What Did Sheldon Adelson Get for His $200 Million?
Sheldon Adelson, the billionaire casino magnate, has spent more than $200 million in the past few years championing GOP candidates and conservative causes. With Republicans controlling Congress and a former casino owner in the White House, Adelson, the founder of Las Vegas Sands Corp., should be getting everything he wants. But things aren’t working out that way.
The son of a cab driver, Adelson, who’s worth $33 billion, campaigned for an NFL stadium in his hometown, Las Vegas, only to be squeezed out of the deal by the owners of the Oakland Raiders in January. He spent $12 million fighting marijuana legalization in the past year but lost in three of the four states where he campaigned, including Nevada.
One of his most high-profile efforts, to ban online gambling nationally, also faces hurdles. Jason Chaffetz, the Republican congressman from Utah who sponsored Adelson-endorsed legislation to outlaw internet betting in 2014 and 2015, has left politics. U.S. Attorney General Jeff Sessions, who’s said he’s sympathetic to Adelson’s position, recused himself from the issue after hiring an Adelson lobbyist as his attorney in connection with the Russia probes in June.
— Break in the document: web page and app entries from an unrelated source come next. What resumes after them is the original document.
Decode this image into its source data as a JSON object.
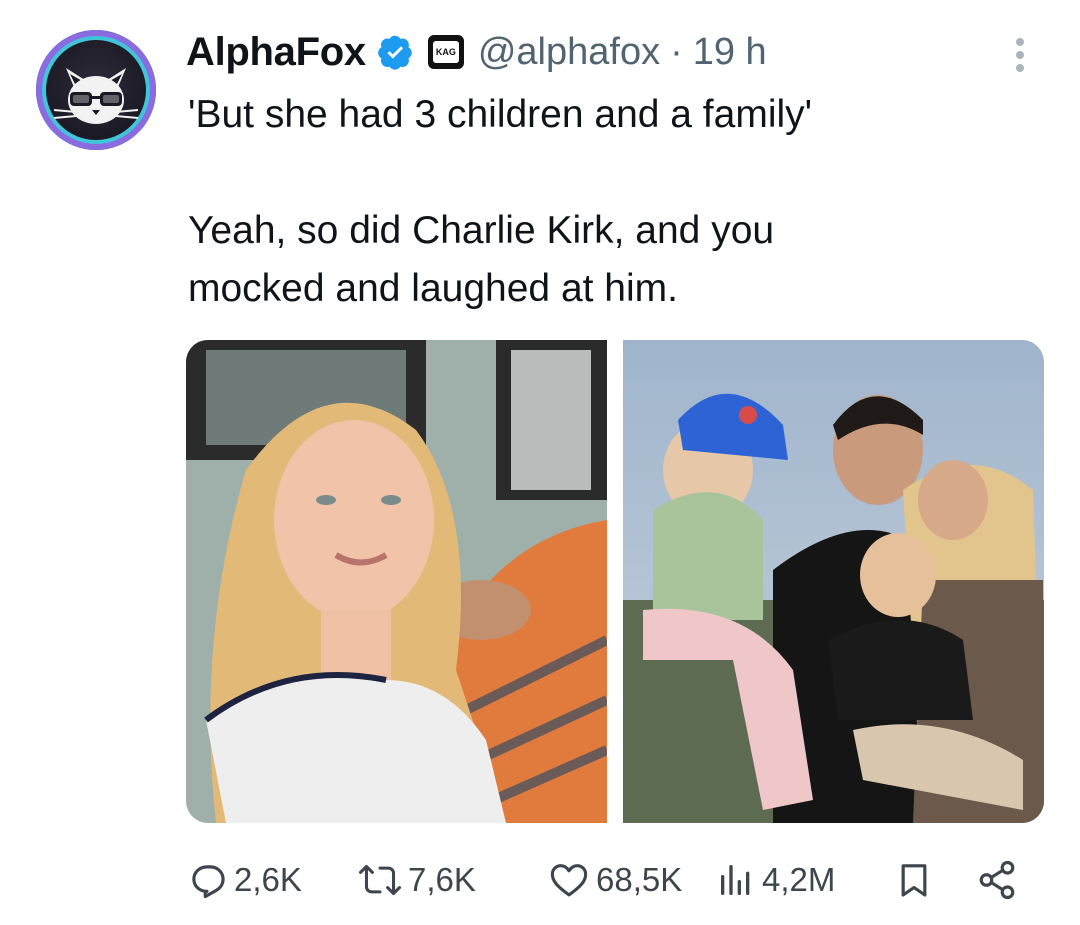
{
  "tweet": {
    "author_name": "AlphaFox",
    "handle": "@alphafox",
    "separator": "·",
    "time": "19 h",
    "affiliation_badge_text": "KAG",
    "text_line_1": "'But she had 3 children and a family'",
    "text_line_2": "Yeah, so did Charlie Kirk, and you",
    "text_line_3": "mocked and laughed at him."
  },
  "stats": {
    "replies": "2,6K",
    "reposts": "7,6K",
    "likes": "68,5K",
    "views": "4,2M"
  },
  "colors": {
    "verified": "#1d9bf0",
    "text": "#0f1419",
    "muted": "#536471",
    "icon": "#3d454d"
  },
  "icons": {
    "avatar": "cat-with-glasses-avatar",
    "verified": "verified-badge-icon",
    "more": "more-vertical-icon",
    "reply": "reply-icon",
    "repost": "repost-icon",
    "like": "heart-icon",
    "views": "views-bar-chart-icon",
    "bookmark": "bookmark-icon",
    "share": "share-icon"
  }
}
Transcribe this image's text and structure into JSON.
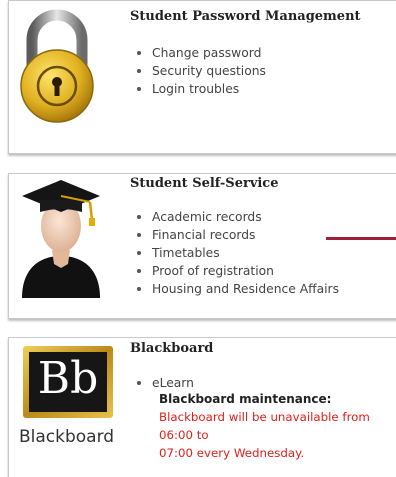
{
  "cards": [
    {
      "title": "Student Password Management",
      "items": [
        "Change password",
        "Security questions",
        "Login troubles"
      ],
      "icon": "padlock-icon"
    },
    {
      "title": "Student Self-Service",
      "items": [
        "Academic records",
        "Financial records",
        "Timetables",
        "Proof of registration",
        "Housing and Residence Affairs"
      ],
      "icon": "graduate-avatar-icon"
    },
    {
      "title": "Blackboard",
      "items": [
        "eLearn"
      ],
      "icon": "blackboard-logo-icon",
      "logo_text": "Bb",
      "logo_caption": "Blackboard",
      "maintenance_title": "Blackboard maintenance:",
      "maintenance_line1": "Blackboard will be unavailable from",
      "maintenance_line2": "06:00 to",
      "maintenance_line3": "07:00 every Wednesday."
    }
  ],
  "colors": {
    "maintenance_red": "#e0201c",
    "accent_line": "#a0203a",
    "padlock_gold": "#d4a017"
  }
}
Online gambling hasn’t expanded since Adelson started fighting it four years ago, but several states are considering legalizing it, including Pennsylvania. Legislators in the statehouse there have approved early versions of an online-betting bill, yet it’s unclear whether it will be part of a final budget.
Even President Trump seems to have disappointed him, reversing course on a pledge to move the U.S. Embassy to Jerusalem, a big cause for the staunchly pro-Israel Adelson. “He’s spent a lot of money that has not born a big return on investment,” says Jon Ralston, a longtime political commentator and editor of the Nevada Independent website. “He’s much smarter about casinos than he is about campaigns.”
Adelson’s contributions have secured him a direct line to Republican officials, including Trump. He dined at the White House in February, a day before he and other business leaders met with Japanese Prime Minister Shinzo Abe. Adelson is among those hoping to build a resort in Japan, where casinos were recently legalized. A spokesman says Adelson is “very happy with Trump in the White House.”
Adelson, 83, runs a fairly lean political operation. He and his wife, Miriam, an Israeli native, make all the decisions about whom or what to back, with some advice from Andy Abboud, Sands’ longtime head of government relations. The Adelsons choose causes that are close to their hearts. The billionaire has sought legislation to outlaw online gambling, he’s said, because his father was a compulsive gambler and it’s easier to spot compulsive behavior—and intervene—in a casino than it is online. The Adelsons have fought marijuana legalization in part because Miriam, a physician who runs drug addiction clinics in Las Vegas and Tel Aviv, believes it will exacerbate America’s substance abuse problem.
Politicians are starting to pay a price for their ties with Adelson. Israeli Prime Minister Benjamin Netanyahu is under investigation at home for trying to negotiate better coverage from a Tel Aviv newspaper in exchange for reducing the circulation of a rival publication owned by the Adelson family. Netanyahu, who maintains he did nothing improper, allegedly said he’d be able to smooth things over with Adelson. Although he’s not a target of the investigation, Adelson has been interviewed twice in the past three months by investigators in Israel. According to local news reports, he testified that he and his wife knew nothing about the deal and that they’re upset about it.
In Nevada, Attorney General Adam Laxalt, a likely Republican gubernatorial candidate in 2018 who counts Adelson as one of his biggest donors, had to testify before legislators in May, answering questions about why he tried to persuade state casino regulators to intervene in a lawsuit between Adelson and a former Sands executive, Steven Jacobs. The incident could turn voters against Laxalt in a crucial swing state where Republicans lost both houses last year.
Adelson, who earns about $1.2 billion a year in dividends from his company, shows no signs of being discouraged by these setbacks. “Sheldon is Sheldon,” says Sig Rogich, a longtime Republican public-relations consultant in Las Vegas who once worked for him. “I don’t think a guy who’s worth $33 billion is having a bad day.” —With Bill Allison and Michael Arnold